Start of Provided entries

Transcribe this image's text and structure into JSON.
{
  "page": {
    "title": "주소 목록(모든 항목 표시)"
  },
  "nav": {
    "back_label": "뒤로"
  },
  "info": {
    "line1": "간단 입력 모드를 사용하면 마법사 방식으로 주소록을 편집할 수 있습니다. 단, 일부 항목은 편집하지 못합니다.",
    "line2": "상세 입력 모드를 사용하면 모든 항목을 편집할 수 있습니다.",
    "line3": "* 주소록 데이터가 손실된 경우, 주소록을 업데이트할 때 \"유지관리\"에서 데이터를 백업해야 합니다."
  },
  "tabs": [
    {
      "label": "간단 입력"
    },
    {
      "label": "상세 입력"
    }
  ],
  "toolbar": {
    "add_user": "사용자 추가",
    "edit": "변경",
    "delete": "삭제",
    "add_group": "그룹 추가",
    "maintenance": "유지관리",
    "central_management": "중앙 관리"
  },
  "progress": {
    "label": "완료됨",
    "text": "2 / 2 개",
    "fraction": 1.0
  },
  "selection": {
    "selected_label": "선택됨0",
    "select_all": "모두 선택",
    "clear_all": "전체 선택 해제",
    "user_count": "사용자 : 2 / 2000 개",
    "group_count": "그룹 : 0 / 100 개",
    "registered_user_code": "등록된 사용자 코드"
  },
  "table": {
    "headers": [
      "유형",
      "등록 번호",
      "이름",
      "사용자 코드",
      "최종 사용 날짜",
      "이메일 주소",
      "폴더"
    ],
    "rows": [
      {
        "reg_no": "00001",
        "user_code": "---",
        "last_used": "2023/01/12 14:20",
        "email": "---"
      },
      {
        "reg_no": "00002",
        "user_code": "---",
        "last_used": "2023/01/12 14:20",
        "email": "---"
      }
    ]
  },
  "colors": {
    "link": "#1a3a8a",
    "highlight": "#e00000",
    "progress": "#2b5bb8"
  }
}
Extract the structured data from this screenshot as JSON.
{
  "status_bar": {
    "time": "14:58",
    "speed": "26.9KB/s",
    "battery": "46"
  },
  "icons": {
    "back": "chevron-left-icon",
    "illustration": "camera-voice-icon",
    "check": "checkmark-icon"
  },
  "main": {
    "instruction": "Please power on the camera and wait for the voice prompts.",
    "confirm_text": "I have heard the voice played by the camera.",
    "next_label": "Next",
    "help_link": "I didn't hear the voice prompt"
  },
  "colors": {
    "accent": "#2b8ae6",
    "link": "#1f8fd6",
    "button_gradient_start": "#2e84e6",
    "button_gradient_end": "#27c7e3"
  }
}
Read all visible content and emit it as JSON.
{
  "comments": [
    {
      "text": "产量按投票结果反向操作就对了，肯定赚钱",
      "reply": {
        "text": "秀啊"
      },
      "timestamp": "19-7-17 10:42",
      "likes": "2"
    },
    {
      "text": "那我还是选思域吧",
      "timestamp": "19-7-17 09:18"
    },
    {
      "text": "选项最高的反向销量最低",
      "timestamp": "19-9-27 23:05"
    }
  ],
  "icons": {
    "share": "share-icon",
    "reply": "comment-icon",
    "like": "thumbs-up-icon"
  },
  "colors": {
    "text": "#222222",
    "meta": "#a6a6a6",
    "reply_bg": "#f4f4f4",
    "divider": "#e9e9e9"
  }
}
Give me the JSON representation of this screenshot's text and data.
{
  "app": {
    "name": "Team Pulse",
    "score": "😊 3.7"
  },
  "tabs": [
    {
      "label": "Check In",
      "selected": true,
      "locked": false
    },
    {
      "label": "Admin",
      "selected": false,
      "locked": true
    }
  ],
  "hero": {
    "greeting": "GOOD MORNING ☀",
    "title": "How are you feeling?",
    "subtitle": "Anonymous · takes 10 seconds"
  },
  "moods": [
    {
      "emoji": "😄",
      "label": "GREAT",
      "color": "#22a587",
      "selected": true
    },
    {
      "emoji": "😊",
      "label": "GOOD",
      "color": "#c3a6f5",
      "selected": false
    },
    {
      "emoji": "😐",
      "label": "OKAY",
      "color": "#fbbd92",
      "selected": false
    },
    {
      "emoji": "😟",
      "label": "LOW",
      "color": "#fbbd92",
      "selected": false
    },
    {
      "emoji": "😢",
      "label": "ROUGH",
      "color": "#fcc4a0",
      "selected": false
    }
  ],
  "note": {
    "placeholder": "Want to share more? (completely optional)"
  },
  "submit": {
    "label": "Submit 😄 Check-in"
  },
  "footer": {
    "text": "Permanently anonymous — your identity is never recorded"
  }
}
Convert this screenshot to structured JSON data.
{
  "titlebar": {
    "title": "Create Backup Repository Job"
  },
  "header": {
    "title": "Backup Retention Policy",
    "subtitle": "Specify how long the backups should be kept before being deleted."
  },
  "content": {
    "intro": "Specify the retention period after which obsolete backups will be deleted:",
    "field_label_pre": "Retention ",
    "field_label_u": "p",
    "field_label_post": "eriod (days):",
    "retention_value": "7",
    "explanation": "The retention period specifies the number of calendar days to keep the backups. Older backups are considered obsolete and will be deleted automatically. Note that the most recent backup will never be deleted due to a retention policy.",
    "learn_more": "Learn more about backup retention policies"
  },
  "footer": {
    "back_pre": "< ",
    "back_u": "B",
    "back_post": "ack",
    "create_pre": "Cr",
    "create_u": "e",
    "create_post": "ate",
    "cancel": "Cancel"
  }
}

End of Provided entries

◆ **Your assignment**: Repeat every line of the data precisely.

◆ **Task answer**:
Transcribe this image's text and structure into JSON.
{
  "page": {
    "title": "주소 목록(모든 항목 표시)"
  },
  "nav": {
    "back_label": "뒤로"
  },
  "info": {
    "line1": "간단 입력 모드를 사용하면 마법사 방식으로 주소록을 편집할 수 있습니다. 단, 일부 항목은 편집하지 못합니다.",
    "line2": "상세 입력 모드를 사용하면 모든 항목을 편집할 수 있습니다.",
    "line3": "* 주소록 데이터가 손실된 경우, 주소록을 업데이트할 때 \"유지관리\"에서 데이터를 백업해야 합니다."
  },
  "tabs": [
    {
      "label": "간단 입력"
    },
    {
      "label": "상세 입력"
    }
  ],
  "toolbar": {
    "add_user": "사용자 추가",
    "edit": "변경",
    "delete": "삭제",
    "add_group": "그룹 추가",
    "maintenance": "유지관리",
    "central_management": "중앙 관리"
  },
  "progress": {
    "label": "완료됨",
    "text": "2 / 2 개",
    "fraction": 1.0
  },
  "selection": {
    "selected_label": "선택됨0",
    "select_all": "모두 선택",
    "clear_all": "전체 선택 해제",
    "user_count": "사용자 : 2 / 2000 개",
    "group_count": "그룹 : 0 / 100 개",
    "registered_user_code": "등록된 사용자 코드"
  },
  "table": {
    "headers": [
      "유형",
      "등록 번호",
      "이름",
      "사용자 코드",
      "최종 사용 날짜",
      "이메일 주소",
      "폴더"
    ],
    "rows": [
      {
        "reg_no": "00001",
        "user_code": "---",
        "last_used": "2023/01/12 14:20",
        "email": "---"
      },
      {
        "reg_no": "00002",
        "user_code": "---",
        "last_used": "2023/01/12 14:20",
        "email": "---"
      }
    ]
  },
  "colors": {
    "link": "#1a3a8a",
    "highlight": "#e00000",
    "progress": "#2b5bb8"
  }
}
Extract the structured data from this screenshot as JSON.
{
  "status_bar": {
    "time": "14:58",
    "speed": "26.9KB/s",
    "battery": "46"
  },
  "icons": {
    "back": "chevron-left-icon",
    "illustration": "camera-voice-icon",
    "check": "checkmark-icon"
  },
  "main": {
    "instruction": "Please power on the camera and wait for the voice prompts.",
    "confirm_text": "I have heard the voice played by the camera.",
    "next_label": "Next",
    "help_link": "I didn't hear the voice prompt"
  },
  "colors": {
    "accent": "#2b8ae6",
    "link": "#1f8fd6",
    "button_gradient_start": "#2e84e6",
    "button_gradient_end": "#27c7e3"
  }
}
Read all visible content and emit it as JSON.
{
  "comments": [
    {
      "text": "产量按投票结果反向操作就对了，肯定赚钱",
      "reply": {
        "text": "秀啊"
      },
      "timestamp": "19-7-17 10:42",
      "likes": "2"
    },
    {
      "text": "那我还是选思域吧",
      "timestamp": "19-7-17 09:18"
    },
    {
      "text": "选项最高的反向销量最低",
      "timestamp": "19-9-27 23:05"
    }
  ],
  "icons": {
    "share": "share-icon",
    "reply": "comment-icon",
    "like": "thumbs-up-icon"
  },
  "colors": {
    "text": "#222222",
    "meta": "#a6a6a6",
    "reply_bg": "#f4f4f4",
    "divider": "#e9e9e9"
  }
}
Give me the JSON representation of this screenshot's text and data.
{
  "app": {
    "name": "Team Pulse",
    "score": "😊 3.7"
  },
  "tabs": [
    {
      "label": "Check In",
      "selected": true,
      "locked": false
    },
    {
      "label": "Admin",
      "selected": false,
      "locked": true
    }
  ],
  "hero": {
    "greeting": "GOOD MORNING ☀",
    "title": "How are you feeling?",
    "subtitle": "Anonymous · takes 10 seconds"
  },
  "moods": [
    {
      "emoji": "😄",
      "label": "GREAT",
      "color": "#22a587",
      "selected": true
    },
    {
      "emoji": "😊",
      "label": "GOOD",
      "color": "#c3a6f5",
      "selected": false
    },
    {
      "emoji": "😐",
      "label": "OKAY",
      "color": "#fbbd92",
      "selected": false
    },
    {
      "emoji": "😟",
      "label": "LOW",
      "color": "#fbbd92",
      "selected": false
    },
    {
      "emoji": "😢",
      "label": "ROUGH",
      "color": "#fcc4a0",
      "selected": false
    }
  ],
  "note": {
    "placeholder": "Want to share more? (completely optional)"
  },
  "submit": {
    "label": "Submit 😄 Check-in"
  },
  "footer": {
    "text": "Permanently anonymous — your identity is never recorded"
  }
}
Convert this screenshot to structured JSON data.
{
  "titlebar": {
    "title": "Create Backup Repository Job"
  },
  "header": {
    "title": "Backup Retention Policy",
    "subtitle": "Specify how long the backups should be kept before being deleted."
  },
  "content": {
    "intro": "Specify the retention period after which obsolete backups will be deleted:",
    "field_label_pre": "Retention ",
    "field_label_u": "p",
    "field_label_post": "eriod (days):",
    "retention_value": "7",
    "explanation": "The retention period specifies the number of calendar days to keep the backups. Older backups are considered obsolete and will be deleted automatically. Note that the most recent backup will never be deleted due to a retention policy.",
    "learn_more": "Learn more about backup retention policies"
  },
  "footer": {
    "back_pre": "< ",
    "back_u": "B",
    "back_post": "ack",
    "create_pre": "Cr",
    "create_u": "e",
    "create_post": "ate",
    "cancel": "Cancel"
  }
}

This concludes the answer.